* _DATA SUPPLIED_
========

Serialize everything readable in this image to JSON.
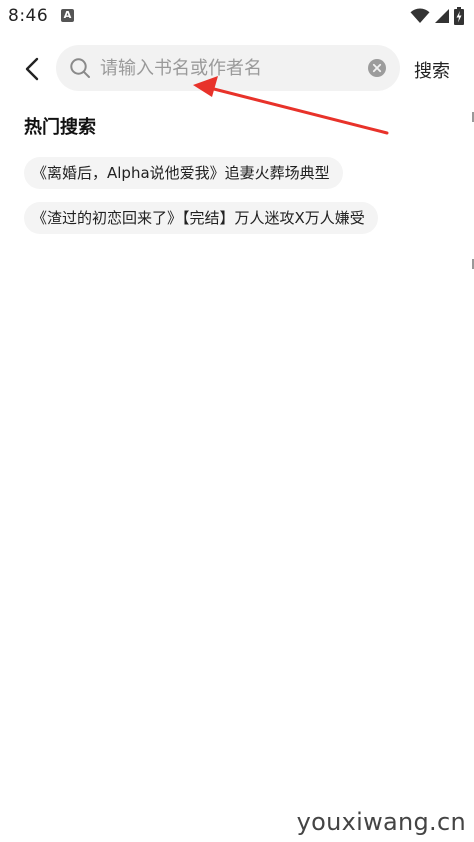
{
  "status_bar": {
    "time": "8:46",
    "notification_icon": "a-app-icon",
    "wifi_icon": "wifi-icon",
    "signal_icon": "signal-icon",
    "battery_icon": "battery-charging-icon"
  },
  "header": {
    "back_icon": "chevron-left-icon",
    "search": {
      "placeholder": "请输入书名或作者名",
      "value": ""
    },
    "clear_icon": "clear-circle-icon",
    "search_button_label": "搜索"
  },
  "hot_search": {
    "title": "热门搜索",
    "items": [
      {
        "label": "《离婚后，Alpha说他爱我》追妻火葬场典型"
      },
      {
        "label": "《渣过的初恋回来了》【完结】万人迷攻X万人嫌受"
      }
    ]
  },
  "annotation": {
    "arrow_color": "#e8322a"
  },
  "watermark": {
    "text": "youxiwang.cn"
  }
}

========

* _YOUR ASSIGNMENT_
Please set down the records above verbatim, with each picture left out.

* _RESPONSE BELOW_
Serialize everything readable in this image to JSON.
{
  "status_bar": {
    "time": "8:46",
    "notification_icon": "a-app-icon",
    "wifi_icon": "wifi-icon",
    "signal_icon": "signal-icon",
    "battery_icon": "battery-charging-icon"
  },
  "header": {
    "back_icon": "chevron-left-icon",
    "search": {
      "placeholder": "请输入书名或作者名",
      "value": ""
    },
    "clear_icon": "clear-circle-icon",
    "search_button_label": "搜索"
  },
  "hot_search": {
    "title": "热门搜索",
    "items": [
      {
        "label": "《离婚后，Alpha说他爱我》追妻火葬场典型"
      },
      {
        "label": "《渣过的初恋回来了》【完结】万人迷攻X万人嫌受"
      }
    ]
  },
  "annotation": {
    "arrow_color": "#e8322a"
  },
  "watermark": {
    "text": "youxiwang.cn"
  }
}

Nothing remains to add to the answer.